Israel’s leadership in sustainable water management began with addressing the country’s most pressing issue: the uneven distribution of freshwater across the country. Mekorot, Israel’s national water corporation, started by building the National Water Carrier in the 1960s to meet the growing demand. This water transportation system was created to pump water from the Sea of Galilee in the North and transfer water from existing regional water projects to central and southern Israel.
While the National Water Carrier was completed in 1964, 80% of its water was allocated for agriculture and hence could not satisfy both agriculture and household needs. It was then the revolutionary drip irrigation technology was developed in 1959 through which water is directed to the roots of crops through a network of tubes, valves and drippers. With drip irrigation, less water could be allocated to farms without compromising agricultural output. In order to further conserve available freshwater, Israeli engineers realized that they had to take advantage of water sources previously considered unusable, such as treated municipal wastewater and stormwater.
In 1985, Israel began sending treated, recycled wastewater through its National Water Carrier to farms, greatly reducing the gap between consumer demand and available water. By 2015, Israel had managed to treat and recycle 86% of its wastewater for agricultural operations, leading the world in wastewater reclamation. Through Israel’s tertiary treatment processes, recycled wastewater is cleaned to near drinking-quality levels before reaching crops to avoid contamination. Further, the Israeli green development organization KKL-JNF constructed 230 reservoirs that store treated wastewater for agricultural use.
Though Israel managed to reduce agriculture’s share of water to 63 percent, persistent droughts in the mid-90s made Israel think of desalinating the surplus seawater along its Mediterranean coast. In 1999, the Israeli government initiated a long-term, large-scale seawater reverse osmosis desalination program to use sea water for drinking and agricultural purposes. Five desalination facilities were operationalised for the purpose which together produced nearly 600 MCM of water per year. Israel has two more desalination plants in development, on completion of which desalinated water will cover up to 90% of Israel’s annual municipal and industrial water consumption.
Thus, Israel’s solution to water woes is an amalgamation of good governance, smart technology, encouraging conversation, and constantly encouraging new and better approaches to agriculture, constantly challenging itself to make better use of its water in its homes, and awareness campaigns TV, radio and Internet urging the public to save water. As many countries across the world are in a situation very similar to what Israel has experienced, they only have to learn from Israel and adapt those techniques.

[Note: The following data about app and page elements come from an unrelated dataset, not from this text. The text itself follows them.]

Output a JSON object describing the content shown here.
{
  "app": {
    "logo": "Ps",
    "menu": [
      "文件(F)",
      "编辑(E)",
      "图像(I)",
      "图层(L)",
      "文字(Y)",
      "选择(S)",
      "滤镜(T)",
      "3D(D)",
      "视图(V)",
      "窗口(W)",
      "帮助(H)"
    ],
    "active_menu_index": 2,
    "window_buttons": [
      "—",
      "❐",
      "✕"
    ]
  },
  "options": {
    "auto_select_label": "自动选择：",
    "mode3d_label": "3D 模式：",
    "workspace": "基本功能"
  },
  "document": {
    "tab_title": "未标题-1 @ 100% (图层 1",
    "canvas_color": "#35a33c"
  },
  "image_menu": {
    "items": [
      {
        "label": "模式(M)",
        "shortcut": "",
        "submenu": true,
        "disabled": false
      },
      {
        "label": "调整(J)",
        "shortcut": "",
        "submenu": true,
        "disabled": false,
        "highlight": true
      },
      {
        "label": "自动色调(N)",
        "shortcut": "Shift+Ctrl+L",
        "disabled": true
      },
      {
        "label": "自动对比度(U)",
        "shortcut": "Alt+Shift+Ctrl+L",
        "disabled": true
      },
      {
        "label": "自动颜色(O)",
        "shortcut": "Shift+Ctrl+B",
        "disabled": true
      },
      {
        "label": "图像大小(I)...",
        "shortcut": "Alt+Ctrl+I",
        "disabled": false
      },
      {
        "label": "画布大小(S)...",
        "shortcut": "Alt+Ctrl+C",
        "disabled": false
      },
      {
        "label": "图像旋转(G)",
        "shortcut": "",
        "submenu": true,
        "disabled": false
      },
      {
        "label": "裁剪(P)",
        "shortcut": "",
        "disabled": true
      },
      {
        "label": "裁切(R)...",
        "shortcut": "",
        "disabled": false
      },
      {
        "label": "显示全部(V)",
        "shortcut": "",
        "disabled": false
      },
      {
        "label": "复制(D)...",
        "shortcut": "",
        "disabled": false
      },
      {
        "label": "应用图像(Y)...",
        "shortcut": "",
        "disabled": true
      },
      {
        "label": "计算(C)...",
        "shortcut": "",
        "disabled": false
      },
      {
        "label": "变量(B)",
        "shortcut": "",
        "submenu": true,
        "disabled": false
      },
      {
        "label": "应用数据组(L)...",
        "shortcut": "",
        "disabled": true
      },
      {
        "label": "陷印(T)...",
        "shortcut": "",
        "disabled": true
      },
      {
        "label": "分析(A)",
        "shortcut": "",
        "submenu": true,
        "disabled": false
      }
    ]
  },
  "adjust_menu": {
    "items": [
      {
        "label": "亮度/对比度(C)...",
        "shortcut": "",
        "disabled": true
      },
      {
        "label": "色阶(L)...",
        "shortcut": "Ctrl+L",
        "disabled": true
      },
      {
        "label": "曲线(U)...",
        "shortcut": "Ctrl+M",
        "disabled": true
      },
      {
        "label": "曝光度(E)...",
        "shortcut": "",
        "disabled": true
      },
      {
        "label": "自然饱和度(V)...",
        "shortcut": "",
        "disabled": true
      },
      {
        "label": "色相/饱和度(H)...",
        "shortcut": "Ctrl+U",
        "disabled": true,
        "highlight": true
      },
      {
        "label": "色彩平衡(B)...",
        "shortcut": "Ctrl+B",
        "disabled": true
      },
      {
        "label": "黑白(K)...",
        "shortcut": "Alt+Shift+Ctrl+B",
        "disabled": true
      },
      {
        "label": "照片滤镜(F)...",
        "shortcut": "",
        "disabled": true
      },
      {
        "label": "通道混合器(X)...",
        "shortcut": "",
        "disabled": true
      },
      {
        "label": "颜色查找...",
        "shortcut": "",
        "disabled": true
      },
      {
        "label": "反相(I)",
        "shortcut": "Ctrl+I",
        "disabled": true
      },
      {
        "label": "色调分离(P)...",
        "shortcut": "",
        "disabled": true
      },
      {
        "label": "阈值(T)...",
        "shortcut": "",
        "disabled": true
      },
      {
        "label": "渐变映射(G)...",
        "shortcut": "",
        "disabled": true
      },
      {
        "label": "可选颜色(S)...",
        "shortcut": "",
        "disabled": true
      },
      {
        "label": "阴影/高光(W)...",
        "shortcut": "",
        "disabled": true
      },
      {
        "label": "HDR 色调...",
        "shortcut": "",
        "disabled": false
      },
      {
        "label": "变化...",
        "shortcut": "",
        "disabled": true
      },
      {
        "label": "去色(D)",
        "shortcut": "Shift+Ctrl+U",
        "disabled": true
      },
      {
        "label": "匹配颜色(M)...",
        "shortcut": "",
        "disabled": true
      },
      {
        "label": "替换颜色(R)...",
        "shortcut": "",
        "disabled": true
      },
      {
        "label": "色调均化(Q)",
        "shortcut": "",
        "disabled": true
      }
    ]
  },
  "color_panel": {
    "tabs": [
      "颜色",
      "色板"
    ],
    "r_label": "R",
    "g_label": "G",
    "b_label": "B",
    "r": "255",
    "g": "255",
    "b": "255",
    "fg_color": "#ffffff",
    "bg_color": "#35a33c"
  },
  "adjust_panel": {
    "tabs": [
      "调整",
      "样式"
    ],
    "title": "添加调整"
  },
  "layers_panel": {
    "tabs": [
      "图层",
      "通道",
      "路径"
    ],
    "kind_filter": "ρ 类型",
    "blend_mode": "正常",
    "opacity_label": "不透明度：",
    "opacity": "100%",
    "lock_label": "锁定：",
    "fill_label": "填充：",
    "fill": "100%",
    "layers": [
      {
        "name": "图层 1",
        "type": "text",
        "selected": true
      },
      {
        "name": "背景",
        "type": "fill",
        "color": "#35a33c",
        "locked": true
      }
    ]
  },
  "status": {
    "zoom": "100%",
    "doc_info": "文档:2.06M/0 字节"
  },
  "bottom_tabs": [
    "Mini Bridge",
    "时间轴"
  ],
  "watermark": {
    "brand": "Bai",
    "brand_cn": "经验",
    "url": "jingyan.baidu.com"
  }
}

(The author is a student of journalism at Jain University (Deemed-to-be University), Bangalore)